Sara Eke set up her recruitment business, Sara Eke Recruitment more than a decade ago and has seen many changes in employment trends and attitudes towards both permanent and temporary staff.
Here, she explains that whilst the notion of “the customer is always right” is a great philosophy to adopt, it’s sometimes best to not take on that customer in the first place.
When I set up my business 12 years ago I wanted to be there for everyone and I found myself saying yes to everyone and everything that came along. It quickly became apparent that I had to learn to say no. Sadly, it’s easier said than done.
Last year, we had a number of clients who didn’t treat us very well – they didn’t respond to emails or telephone messages, wouldn’t answer our queries, didn’t provide job descriptions or even outlines, requested CVs but didn’t look at them (in one case for over a month), rejected candidates without reason and were basically uncommunicative, remote and annoying.
I like to build relationships with my clients and candidates and I like clients to think I will take the effort to get to know exactly what they want and to provide only candidates who match their criteria. However, it’s a two-way street, I need something in return from them so that I can offer the very best service to them and to the candidate. I need to know exactly what they are looking for – “I want someone local who can do a bit of typing” is not an acceptable job description.

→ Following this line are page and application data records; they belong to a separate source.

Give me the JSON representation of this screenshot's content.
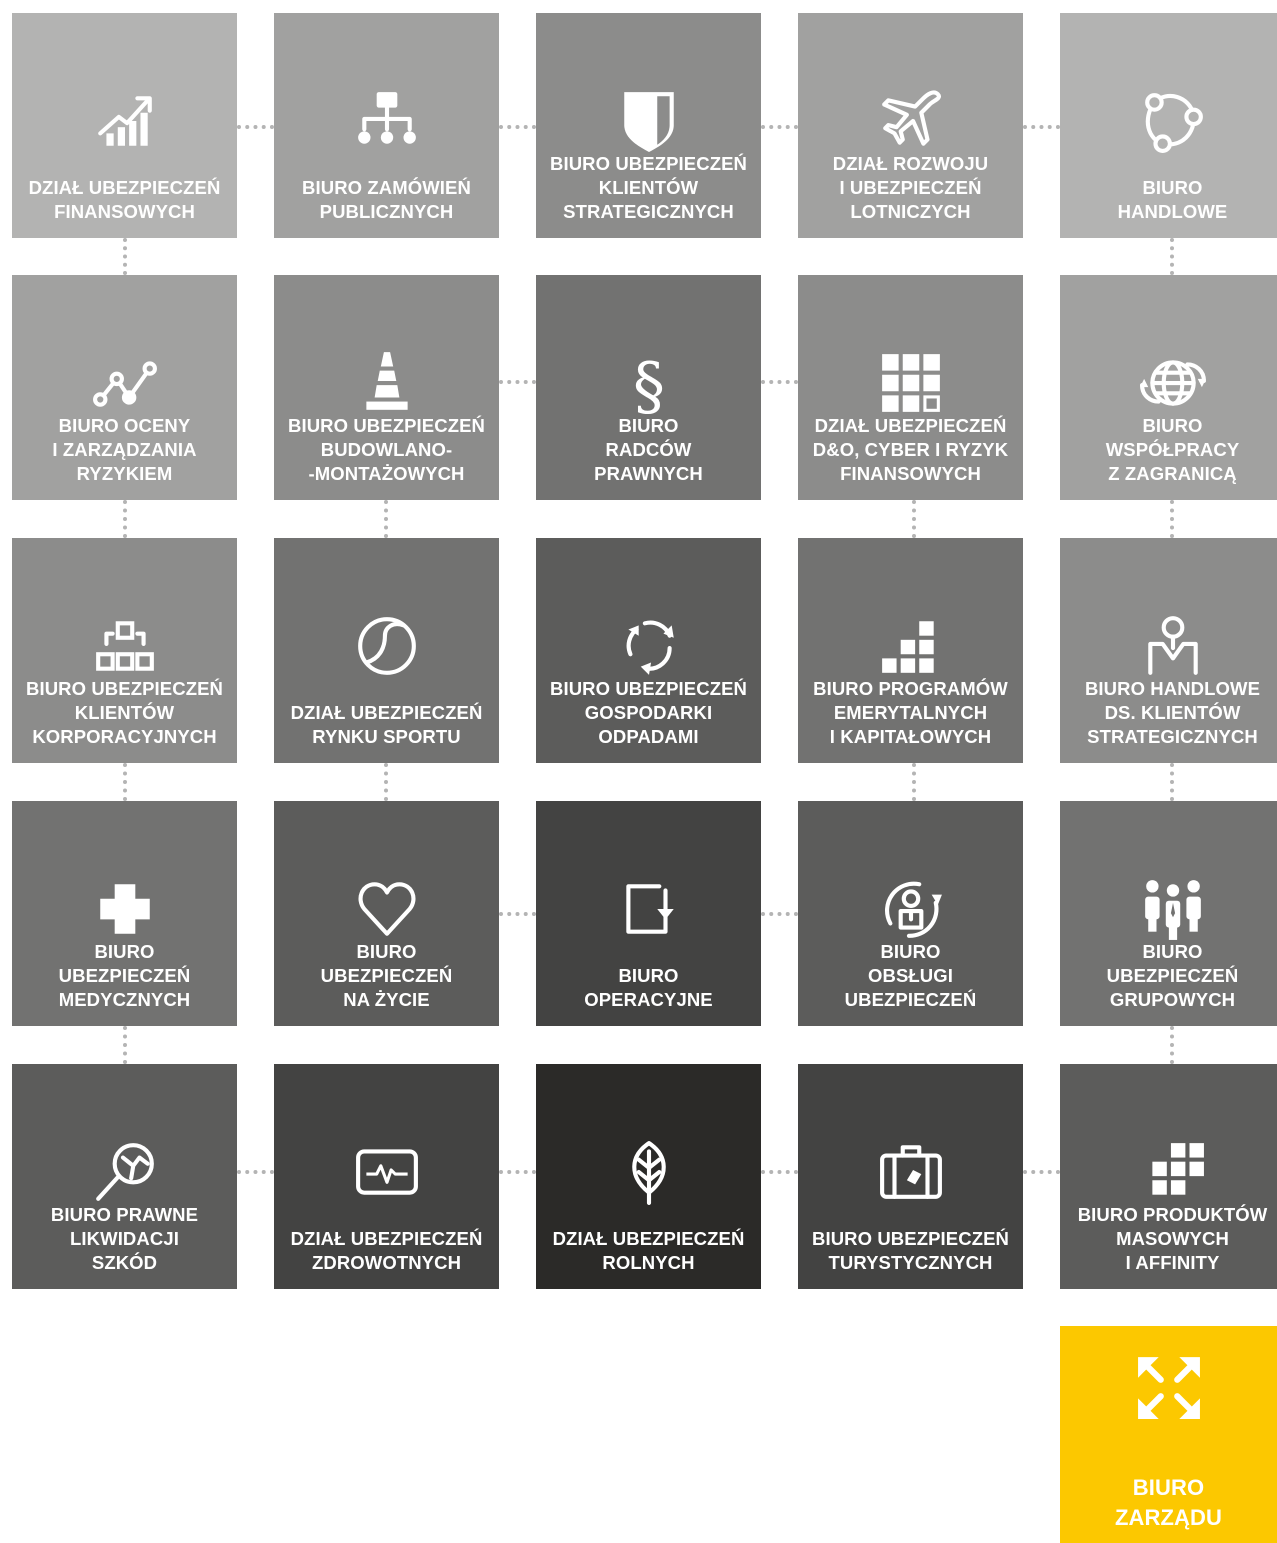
{
  "tiles": [
    {
      "id": "dzial-ubezpieczen-finansowych",
      "label": "DZIAŁ UBEZPIECZEŃ\nFINANSOWYCH",
      "icon": "growth-chart-icon",
      "color": "#b3b3b2"
    },
    {
      "id": "biuro-zamowien-publicznych",
      "label": "BIURO ZAMÓWIEŃ\nPUBLICZNYCH",
      "icon": "hierarchy-icon",
      "color": "#a1a1a0"
    },
    {
      "id": "biuro-ubezpieczen-klientow-strategicznych",
      "label": "BIURO UBEZPIECZEŃ\nKLIENTÓW\nSTRATEGICZNYCH",
      "icon": "shield-icon",
      "color": "#8c8c8b"
    },
    {
      "id": "dzial-rozwoju-i-ubezpieczen-lotniczych",
      "label": "DZIAŁ ROZWOJU\nI UBEZPIECZEŃ\nLOTNICZYCH",
      "icon": "airplane-icon",
      "color": "#a1a1a0"
    },
    {
      "id": "biuro-handlowe",
      "label": "BIURO\nHANDLOWE",
      "icon": "network-nodes-icon",
      "color": "#b3b3b2"
    },
    {
      "id": "biuro-oceny-i-zarzadzania-ryzykiem",
      "label": "BIURO OCENY\nI ZARZĄDZANIA\nRYZYKIEM",
      "icon": "line-graph-icon",
      "color": "#a1a1a0"
    },
    {
      "id": "biuro-ubezpieczen-budowlano-montazowych",
      "label": "BIURO UBEZPIECZEŃ\nBUDOWLANO-\n-MONTAŻOWYCH",
      "icon": "traffic-cone-icon",
      "color": "#8c8c8b"
    },
    {
      "id": "biuro-radcow-prawnych",
      "label": "BIURO\nRADCÓW\nPRAWNYCH",
      "icon": "paragraph-icon",
      "color": "#727271"
    },
    {
      "id": "dzial-ubezpieczen-do-cyber",
      "label": "DZIAŁ UBEZPIECZEŃ\nD&O, CYBER I RYZYK\nFINANSOWYCH",
      "icon": "grid-squares-icon",
      "color": "#8c8c8b"
    },
    {
      "id": "biuro-wspolpracy-z-zagranica",
      "label": "BIURO\nWSPÓŁPRACY\nZ ZAGRANICĄ",
      "icon": "globe-arrows-icon",
      "color": "#a1a1a0"
    },
    {
      "id": "biuro-ubezpieczen-klientow-korporacyjnych",
      "label": "BIURO UBEZPIECZEŃ\nKLIENTÓW\nKORPORACYJNYCH",
      "icon": "building-blocks-icon",
      "color": "#8c8c8b"
    },
    {
      "id": "dzial-ubezpieczen-rynku-sportu",
      "label": "DZIAŁ UBEZPIECZEŃ\nRYNKU SPORTU",
      "icon": "tennis-ball-icon",
      "color": "#727271"
    },
    {
      "id": "biuro-ubezpieczen-gospodarki-odpadami",
      "label": "BIURO UBEZPIECZEŃ\nGOSPODARKI\nODPADAMI",
      "icon": "recycle-icon",
      "color": "#5c5c5b"
    },
    {
      "id": "biuro-programow-emerytalnych",
      "label": "BIURO PROGRAMÓW\nEMERYTALNYCH\nI KAPITAŁOWYCH",
      "icon": "stacked-blocks-icon",
      "color": "#727271"
    },
    {
      "id": "biuro-handlowe-ds-klientow-strategicznych",
      "label": "BIURO HANDLOWE\nDS. KLIENTÓW\nSTRATEGICZNYCH",
      "icon": "location-person-icon",
      "color": "#8c8c8b"
    },
    {
      "id": "biuro-ubezpieczen-medycznych",
      "label": "BIURO\nUBEZPIECZEŃ\nMEDYCZNYCH",
      "icon": "medical-cross-icon",
      "color": "#727271"
    },
    {
      "id": "biuro-ubezpieczen-na-zycie",
      "label": "BIURO\nUBEZPIECZEŃ\nNA ŻYCIE",
      "icon": "heart-icon",
      "color": "#5c5c5b"
    },
    {
      "id": "biuro-operacyjne",
      "label": "BIURO\nOPERACYJNE",
      "icon": "corner-arrow-box-icon",
      "color": "#434342"
    },
    {
      "id": "biuro-obslugi-ubezpieczen",
      "label": "BIURO\nOBSŁUGI\nUBEZPIECZEŃ",
      "icon": "person-cycle-icon",
      "color": "#5c5c5b"
    },
    {
      "id": "biuro-ubezpieczen-grupowych",
      "label": "BIURO\nUBEZPIECZEŃ\nGRUPOWYCH",
      "icon": "group-people-icon",
      "color": "#727271"
    },
    {
      "id": "biuro-prawne-likwidacji-szkod",
      "label": "BIURO PRAWNE\nLIKWIDACJI\nSZKÓD",
      "icon": "magnifier-broken-icon",
      "color": "#5c5c5b"
    },
    {
      "id": "dzial-ubezpieczen-zdrowotnych",
      "label": "DZIAŁ UBEZPIECZEŃ\nZDROWOTNYCH",
      "icon": "heartbeat-monitor-icon",
      "color": "#434342"
    },
    {
      "id": "dzial-ubezpieczen-rolnych",
      "label": "DZIAŁ UBEZPIECZEŃ\nROLNYCH",
      "icon": "leaf-icon",
      "color": "#2b2a28"
    },
    {
      "id": "biuro-ubezpieczen-turystycznych",
      "label": "BIURO UBEZPIECZEŃ\nTURYSTYCZNYCH",
      "icon": "suitcase-icon",
      "color": "#434342"
    },
    {
      "id": "biuro-produktow-masowych-i-affinity",
      "label": "BIURO PRODUKTÓW\nMASOWYCH\nI AFFINITY",
      "icon": "blocks-cluster-icon",
      "color": "#5c5c5b"
    },
    {
      "id": "biuro-zarzadu",
      "label": "BIURO\nZARZĄDU",
      "icon": "expand-arrows-icon",
      "color": "#fcc800"
    }
  ]
}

I need to know the culture of the company – “we work hard and play hard” sounds like a line from a bad ‘80s film and frankly frightens me. I need to know what sort of person they envisage for the role, for example, do they want someone with an outgoing personality, able to pick up the phone to customers and hit the ground running or would they rather have someone who just puts their head down and gets on with the work?
So after a lot of hard work, we find someone who lives locally, can do a bit of typing and isn’t put off by hard work or hard playing and we tell them what we know about the client – trying to manage their expectations by saying we know the client is very busy at the moment and we may not have any news for a few days.
We email our candidate’s CV to the client and we wait. An acknowledgement might be nice but no … we wait. After a day or so we ring the client – of course it goes to voicemail – our client is far too busy to pick up the phone. We leave a message – “just wondering if you’ve had a chance to review the CV we sent across”. And we wait. The candidate emails – “have you heard anything”. What can you say???
The one thing that our clients forget is that we are their ambassadors and we have to keep candidates up to date. This is very difficult when you don’t hear anything back. They seem to forget that people talk and that their reputation is left in our hands.
So we say that we haven’t heard anything yet but we’ll be in touch as soon as we do – and the candidates thinks a little bit less of us and probably a lot less of the client.
Then we email with that pleading first sentence- “I know you’re busy but …” and still there’s no reply.
By this time, we’ve wasted hours speaking to the client in the first place trying to get information out of him or her about the role etc, advertising the vacancy, working our way through the response which, depending upon the role, can mean in excess of 100 CVs, speaking to potential candidates, forwarding their CVs … and waiting …
And then an email arrives from the client. Has he read the CV? Has he the important answers to our queries? Does he want to see the candidate?
Of course not – he’s politely telling us that a friend of the receptionist’s mother-in-law’s acupuncturist has filled the job.
We grit our teeth and reply that we’re pleased he’s been able to fill the role and we hope he’ll bear us in mind for any work in the future. We smile sweetly.
And then we remove the adverts, contact all the candidates who have been on hold, sort out the paperwork and mutter under our breaths that a bit of communication isn’t too much to ask. And it shouldn’t be, but sometimes things are in our own hands, so this year we are going to toughen up and learn how to say “No”.
We’re giving a big fat NO to the clients without job specs, salaries or job titles. No to the clients who haven’t had sign off for the vacancy yet or who are waiting for funding. No to the client who refuses to deal with me or sends me semi-literate emails and who treats me like “just another agency”.
Since I started the business we have been quick to stop dealing with candidates who have let us down, lied on their CV or have been rude – thankfully there have not been too many of them.
Now it’s time to embrace the power of no with our clients. No is easily confused with negativity but I feel that where negativity is an ongoing attitude, NO is a moment of clear choice announcing something positive about you.
I am taking personal responsibility over this – I will not put up with your unprofessionalism because I do not wish to be associated with it. Having built up a good reputation the last thing I want to do is place candidates with such clients as you who can quickly damage your own reputation.
I must stress that 99% of my clients are lovely, but the time taken to micro manage the other 1% has an adverse effect on the majority.
Be assured, my aim is to get the right person for the right job at the right time and I’ll always stay true to my principles and values and focus on my own goals. After all every “no” makes space for the perfect “yes” …
Sara Eke can be contacted at Sara Eke Recruitment Limited – Tel : 01665 579 056 Mobile : 07971 025 199
Email : [email protected]